■ What you have to do
What you hand back must match the listing exactly.

■ Listed entries
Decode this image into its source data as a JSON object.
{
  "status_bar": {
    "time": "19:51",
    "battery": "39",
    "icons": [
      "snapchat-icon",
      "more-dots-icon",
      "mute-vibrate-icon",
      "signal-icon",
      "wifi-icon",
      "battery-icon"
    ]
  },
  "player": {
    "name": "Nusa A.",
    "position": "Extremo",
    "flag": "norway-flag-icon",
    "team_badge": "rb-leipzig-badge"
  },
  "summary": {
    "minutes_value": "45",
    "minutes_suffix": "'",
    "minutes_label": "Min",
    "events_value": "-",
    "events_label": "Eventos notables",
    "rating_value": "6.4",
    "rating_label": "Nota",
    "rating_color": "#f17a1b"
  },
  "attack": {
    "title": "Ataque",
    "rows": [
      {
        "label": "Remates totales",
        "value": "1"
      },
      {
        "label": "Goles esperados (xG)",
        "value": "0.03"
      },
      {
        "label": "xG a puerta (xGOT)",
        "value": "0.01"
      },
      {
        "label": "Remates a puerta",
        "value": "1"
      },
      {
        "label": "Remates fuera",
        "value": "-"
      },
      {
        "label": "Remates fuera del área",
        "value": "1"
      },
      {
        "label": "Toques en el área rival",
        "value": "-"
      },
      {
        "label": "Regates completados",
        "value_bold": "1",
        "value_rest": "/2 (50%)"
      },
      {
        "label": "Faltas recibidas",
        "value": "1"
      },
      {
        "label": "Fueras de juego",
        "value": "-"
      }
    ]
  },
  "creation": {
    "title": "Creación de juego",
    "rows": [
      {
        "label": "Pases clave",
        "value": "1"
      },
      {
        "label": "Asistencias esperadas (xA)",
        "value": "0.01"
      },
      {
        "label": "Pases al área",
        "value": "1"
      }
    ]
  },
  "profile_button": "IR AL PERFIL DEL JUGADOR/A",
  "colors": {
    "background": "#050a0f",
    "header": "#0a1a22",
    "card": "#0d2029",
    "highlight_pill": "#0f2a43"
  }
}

■ Answer below
Decode this image into its source data as a JSON object.
{
  "status_bar": {
    "time": "19:51",
    "battery": "39",
    "icons": [
      "snapchat-icon",
      "more-dots-icon",
      "mute-vibrate-icon",
      "signal-icon",
      "wifi-icon",
      "battery-icon"
    ]
  },
  "player": {
    "name": "Nusa A.",
    "position": "Extremo",
    "flag": "norway-flag-icon",
    "team_badge": "rb-leipzig-badge"
  },
  "summary": {
    "minutes_value": "45",
    "minutes_suffix": "'",
    "minutes_label": "Min",
    "events_value": "-",
    "events_label": "Eventos notables",
    "rating_value": "6.4",
    "rating_label": "Nota",
    "rating_color": "#f17a1b"
  },
  "attack": {
    "title": "Ataque",
    "rows": [
      {
        "label": "Remates totales",
        "value": "1"
      },
      {
        "label": "Goles esperados (xG)",
        "value": "0.03"
      },
      {
        "label": "xG a puerta (xGOT)",
        "value": "0.01"
      },
      {
        "label": "Remates a puerta",
        "value": "1"
      },
      {
        "label": "Remates fuera",
        "value": "-"
      },
      {
        "label": "Remates fuera del área",
        "value": "1"
      },
      {
        "label": "Toques en el área rival",
        "value": "-"
      },
      {
        "label": "Regates completados",
        "value_bold": "1",
        "value_rest": "/2 (50%)"
      },
      {
        "label": "Faltas recibidas",
        "value": "1"
      },
      {
        "label": "Fueras de juego",
        "value": "-"
      }
    ]
  },
  "creation": {
    "title": "Creación de juego",
    "rows": [
      {
        "label": "Pases clave",
        "value": "1"
      },
      {
        "label": "Asistencias esperadas (xA)",
        "value": "0.01"
      },
      {
        "label": "Pases al área",
        "value": "1"
      }
    ]
  },
  "profile_button": "IR AL PERFIL DEL JUGADOR/A",
  "colors": {
    "background": "#050a0f",
    "header": "#0a1a22",
    "card": "#0d2029",
    "highlight_pill": "#0f2a43"
  }
}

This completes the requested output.